Singer, M. l979. "Coming Out of the Cults." Psychology Today 12: 72-82.
Singer, M. and R. Ofshe. 1990. "Thought Reform Programs and the Production of Psychiatric Casualties." Psychiatric Annals. 20: 188-193.
Skonovd, N. 1983. Leaving the Cultic Religious Milieu." Pp. 91- 105 in D. Bromley and J. Richardson (eds.), The Brainwashing/ Deprogramming Controversy. New York: Edwin Mellen.
Solomon, T. l981. "Integrating the 'Moonie' Experience: A Survey of Ex-members of the Unification Church." In T. Robbins and D. Anthony, eds., In God's We Trust.
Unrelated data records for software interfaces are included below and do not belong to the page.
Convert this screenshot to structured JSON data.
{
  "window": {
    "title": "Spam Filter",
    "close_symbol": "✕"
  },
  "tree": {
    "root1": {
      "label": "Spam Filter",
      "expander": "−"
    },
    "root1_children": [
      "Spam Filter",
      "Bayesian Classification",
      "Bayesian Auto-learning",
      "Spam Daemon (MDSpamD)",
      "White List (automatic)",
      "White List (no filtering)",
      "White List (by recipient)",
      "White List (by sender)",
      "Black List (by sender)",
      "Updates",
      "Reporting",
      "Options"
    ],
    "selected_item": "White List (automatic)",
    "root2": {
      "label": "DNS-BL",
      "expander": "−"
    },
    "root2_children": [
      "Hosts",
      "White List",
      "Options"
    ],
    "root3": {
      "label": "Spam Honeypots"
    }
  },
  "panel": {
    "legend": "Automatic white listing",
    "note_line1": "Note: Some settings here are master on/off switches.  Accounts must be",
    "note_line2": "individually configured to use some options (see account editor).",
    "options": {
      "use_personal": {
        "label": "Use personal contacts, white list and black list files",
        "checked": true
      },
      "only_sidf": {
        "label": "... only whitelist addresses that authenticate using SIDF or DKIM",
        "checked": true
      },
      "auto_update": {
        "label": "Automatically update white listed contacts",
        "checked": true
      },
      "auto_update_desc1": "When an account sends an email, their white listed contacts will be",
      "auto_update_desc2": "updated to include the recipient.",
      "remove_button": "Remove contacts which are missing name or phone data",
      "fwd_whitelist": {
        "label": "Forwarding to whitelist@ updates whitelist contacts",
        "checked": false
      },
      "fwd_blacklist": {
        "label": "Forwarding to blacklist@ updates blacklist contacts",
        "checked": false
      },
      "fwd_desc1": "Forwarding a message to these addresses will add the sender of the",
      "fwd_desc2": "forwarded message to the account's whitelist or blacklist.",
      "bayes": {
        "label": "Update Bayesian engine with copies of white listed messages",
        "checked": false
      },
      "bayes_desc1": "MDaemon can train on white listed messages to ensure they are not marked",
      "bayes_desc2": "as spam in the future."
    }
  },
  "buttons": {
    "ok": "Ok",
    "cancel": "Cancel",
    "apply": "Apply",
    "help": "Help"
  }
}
New Brunswick, NJ: Transaction.
Solomon, T. 1983. "Programming and Deprogramming the 'Moonies': Social Psychology Applied." Pp. 163-181 in D. Bromley and J. Richardson (eds,), The Brainwashing/ Deprogramming Controversy. New York: Edwin Mellen.
Straus, R. 1976. "Changing Oneself: Seekers and the Creative Transformation of Life Experience.: In J. Lofland (ed.), Doing Social Life. New York: Wiley.
Straus, R. 1979. "Religious Conversion as A Personal and Collective Accomplishment." Sociological Analysis. 40: 158-165.
Straus, R. 1981. "A Social-Psychology of Religious Experience: A Naturalistic Approach." Sociological Analysis 42: 57-67.
van Avermaet, E. 1988. "Social Influence in Small Groups." Pp. 350- 380 in M. Hewstone, W. Stroebe, J. Codol, and G. Stephenson (eds.), Introduction to Social Psychology. New York: Basil Blackwell.
van Driel, B. and J. Richardson. l988. "Print Media Coverage of New Religious Movements: A Longitudinal Study." Journal of Communication 36(3): 37-61.
Wright, S. 1983."Defection from New Religious Movements: A Test of Some Theoretical Propositions." Pp. 106-121 in D. Bromley and J. Richardson (eds.), The Brainwashing\ Deprogramming Controversy. New York: Edwin Mellen.
Wright, S. l987. Leaving the Cults: The Dynamics of Defection. Washington, D.C.: Soc. for the Scient. Study of Religion.
Zimbardo, P., E. Ebbesen, and C. Maslach. 1977. Influencing Attitudes and Influencing Behavior. Reading, Massachusetts.
[Home Page] [Cos'è il CESNUR] [Biblioteca del CESNUR] [Testi e documenti] [Libri] [Convegni]
[Home Page] [About CESNUR] [CESNUR Library] [Texts & Documents] [Book Reviews] [Conferences]